* **Exercise data**:
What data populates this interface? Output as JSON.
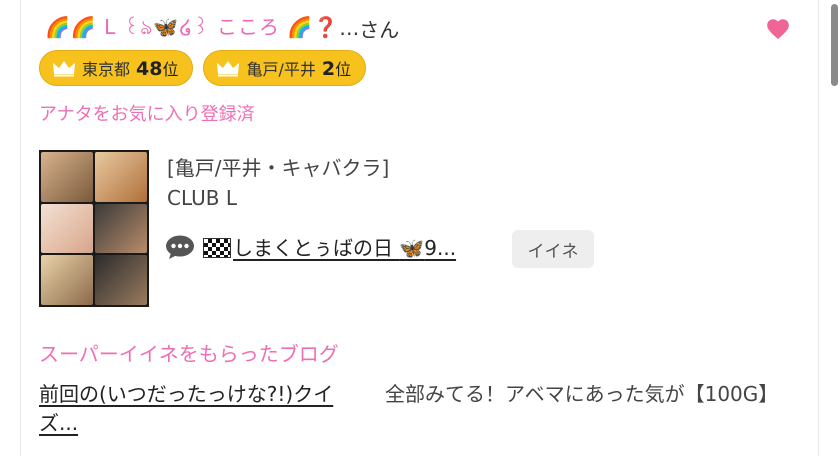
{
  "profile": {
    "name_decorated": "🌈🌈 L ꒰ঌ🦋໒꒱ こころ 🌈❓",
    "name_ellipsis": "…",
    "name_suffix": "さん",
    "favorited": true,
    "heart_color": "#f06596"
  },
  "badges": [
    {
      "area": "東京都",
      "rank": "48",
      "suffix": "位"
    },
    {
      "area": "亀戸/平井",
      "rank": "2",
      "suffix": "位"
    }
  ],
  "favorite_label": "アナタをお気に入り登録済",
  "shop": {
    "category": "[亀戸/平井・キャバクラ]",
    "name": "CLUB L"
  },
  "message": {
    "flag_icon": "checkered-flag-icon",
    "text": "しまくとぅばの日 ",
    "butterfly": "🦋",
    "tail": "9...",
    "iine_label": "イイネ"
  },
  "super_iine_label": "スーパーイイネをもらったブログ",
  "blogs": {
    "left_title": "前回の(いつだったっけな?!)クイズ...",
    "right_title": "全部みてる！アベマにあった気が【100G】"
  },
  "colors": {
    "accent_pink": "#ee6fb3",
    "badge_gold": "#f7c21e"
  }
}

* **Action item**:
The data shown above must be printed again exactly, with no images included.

* **Solution for this problem**:
What data populates this interface? Output as JSON.
{
  "profile": {
    "name_decorated": "🌈🌈 L ꒰ঌ🦋໒꒱ こころ 🌈❓",
    "name_ellipsis": "…",
    "name_suffix": "さん",
    "favorited": true,
    "heart_color": "#f06596"
  },
  "badges": [
    {
      "area": "東京都",
      "rank": "48",
      "suffix": "位"
    },
    {
      "area": "亀戸/平井",
      "rank": "2",
      "suffix": "位"
    }
  ],
  "favorite_label": "アナタをお気に入り登録済",
  "shop": {
    "category": "[亀戸/平井・キャバクラ]",
    "name": "CLUB L"
  },
  "message": {
    "flag_icon": "checkered-flag-icon",
    "text": "しまくとぅばの日 ",
    "butterfly": "🦋",
    "tail": "9...",
    "iine_label": "イイネ"
  },
  "super_iine_label": "スーパーイイネをもらったブログ",
  "blogs": {
    "left_title": "前回の(いつだったっけな?!)クイズ...",
    "right_title": "全部みてる！アベマにあった気が【100G】"
  },
  "colors": {
    "accent_pink": "#ee6fb3",
    "badge_gold": "#f7c21e"
  }
}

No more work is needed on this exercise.